Seaweed chips, anyone? You might want to wash those down with some chunky water.
Thaifex World of Food was held in May in Bangkok’s Impact Exhibition Center. It was a huge show, comprising some 1,011 exhibitors from 33 countries, 210,000 sq. ft. and 70,000 attendees (22,000 during the trade-only days, 48,000 when open to the public) in its five-day run. It was organized by the Thai Chamber of Commerce and Dept. of Export Promotion.
One of our first observations was the number of booths carrying quality certification marks. ISO 9001:2000, GMP and HACCP shouted from many of the displays (as did Halal certification), as if to allay any Westerner’s doubts that modern, sanitary techniques are used in that country.
Avian flu was “very bad here three yeas ago,” one of our escorts told us, “but it has been eradicated.” Chicken products are strongly rebounding as a key animal protein for Thais. Both in discussions at the show and in visits to processing plants, one of them very remote, sanitation and food safety clearly are paramount with Thai food companies. A traceability system exists for vital export commodities and is growing for domestic products.
Another big label was organic. Organic farming is strongly suggested by Thai agricultural officials, and genetically modified organisms appear to be unwelcome, if not outlawed. Many of the products at the show proudly wore organic declarations.
More familiar, and with good reason, are dragonfruit, lychee, starfruit and mangosteen. Two that seemed unfamiliar, yet impressed most in the group, were rambutan, a scary-looking fruit covered in red tentacles, and longan, resembling large green olives. Both have sweet, succulent fruit resembling grapes.
A quick walkabout of the Thaifex show floor turned up these interesting products:
- Take the same recipe as potato chips but form them into thin crackers and you have Boogie snacks from Nelie. The true potato flavor seems to benefit from the added thickness.
- The chunky water alluded to earlier was a drink with chunks of aloe suspended in beverages of various flavors. Several companies had similar products on display, including Sapanan General Food Co.
- Keko Marketing had two remarkably beautiful containers for its Glinter beverages. A traditional-looking soft drink “can” was made of clear PET, but still had the standard aluminum top and pull-ring. And Glinter mineral water comes in an attractively sculpted PET bottle with a full-width cap.
- Gingen offered tastes of a drink made with chrysanthemum and honey. Floral extracts and tastes were widespread at show.
And there was a handful of American brands. Florida’s Natural, imported by Food Gallery Co., caters mostly to Western visitors and expatriates, although wealthier Thais are appreciating the difference over Asian orange juices. Bud’s Ice Cream from San Francisco has a similar experience, although the American-style products are made in Thailand by a licensee. Dole has a Thailand joint venture. The Washington Apple Commission was there.

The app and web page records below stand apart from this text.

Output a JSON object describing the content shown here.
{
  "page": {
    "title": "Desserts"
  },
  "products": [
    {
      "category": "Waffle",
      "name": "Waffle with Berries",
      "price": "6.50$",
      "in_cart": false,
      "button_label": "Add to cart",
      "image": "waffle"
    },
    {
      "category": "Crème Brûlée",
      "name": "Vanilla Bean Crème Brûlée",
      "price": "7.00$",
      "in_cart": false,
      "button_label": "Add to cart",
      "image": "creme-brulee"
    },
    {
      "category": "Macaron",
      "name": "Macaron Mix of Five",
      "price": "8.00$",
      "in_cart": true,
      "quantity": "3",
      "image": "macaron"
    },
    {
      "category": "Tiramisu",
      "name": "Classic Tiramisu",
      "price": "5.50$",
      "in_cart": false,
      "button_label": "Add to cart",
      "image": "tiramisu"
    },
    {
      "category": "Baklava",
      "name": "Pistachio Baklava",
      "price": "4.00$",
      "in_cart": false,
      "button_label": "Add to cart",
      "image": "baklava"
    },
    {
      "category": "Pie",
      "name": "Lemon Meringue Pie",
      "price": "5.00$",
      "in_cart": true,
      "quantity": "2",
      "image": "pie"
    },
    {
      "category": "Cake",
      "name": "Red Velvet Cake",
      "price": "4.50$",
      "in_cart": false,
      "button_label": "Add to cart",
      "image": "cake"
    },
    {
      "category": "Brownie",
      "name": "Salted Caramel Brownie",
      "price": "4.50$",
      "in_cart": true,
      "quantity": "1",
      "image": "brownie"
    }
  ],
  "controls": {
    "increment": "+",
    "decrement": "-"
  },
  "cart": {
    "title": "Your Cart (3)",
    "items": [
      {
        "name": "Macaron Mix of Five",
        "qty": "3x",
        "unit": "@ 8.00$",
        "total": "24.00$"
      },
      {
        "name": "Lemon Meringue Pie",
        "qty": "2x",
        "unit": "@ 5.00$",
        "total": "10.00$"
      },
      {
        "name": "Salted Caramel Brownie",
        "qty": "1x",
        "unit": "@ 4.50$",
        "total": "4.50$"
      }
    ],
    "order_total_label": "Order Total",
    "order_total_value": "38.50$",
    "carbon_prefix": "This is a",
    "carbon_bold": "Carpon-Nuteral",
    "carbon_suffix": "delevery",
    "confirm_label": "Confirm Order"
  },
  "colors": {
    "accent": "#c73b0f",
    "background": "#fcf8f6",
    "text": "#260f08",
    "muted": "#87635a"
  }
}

Several Thai companies made very good copies of gelato, complete with Italian names.
Dave Rockwood, president of Rockwood Trading, with offices in both Bangkok and Park City, Utah, shared some insights as an importer and exporter: “Our most successful product exporting to the USA is mangosteen, both whole fruit puree and juice concentrates. Thailand has the highest quality of food safety and best supply chain and post-harvest management,” he said.
His most successful product of all imports right now, however, comes from Brazil. Apparently Thailand is just as nuts for acai and its extracts as is the U.S. “Often it is a sub component for super fruit antioxidant juices, then exported throughout Asia in finished goods.”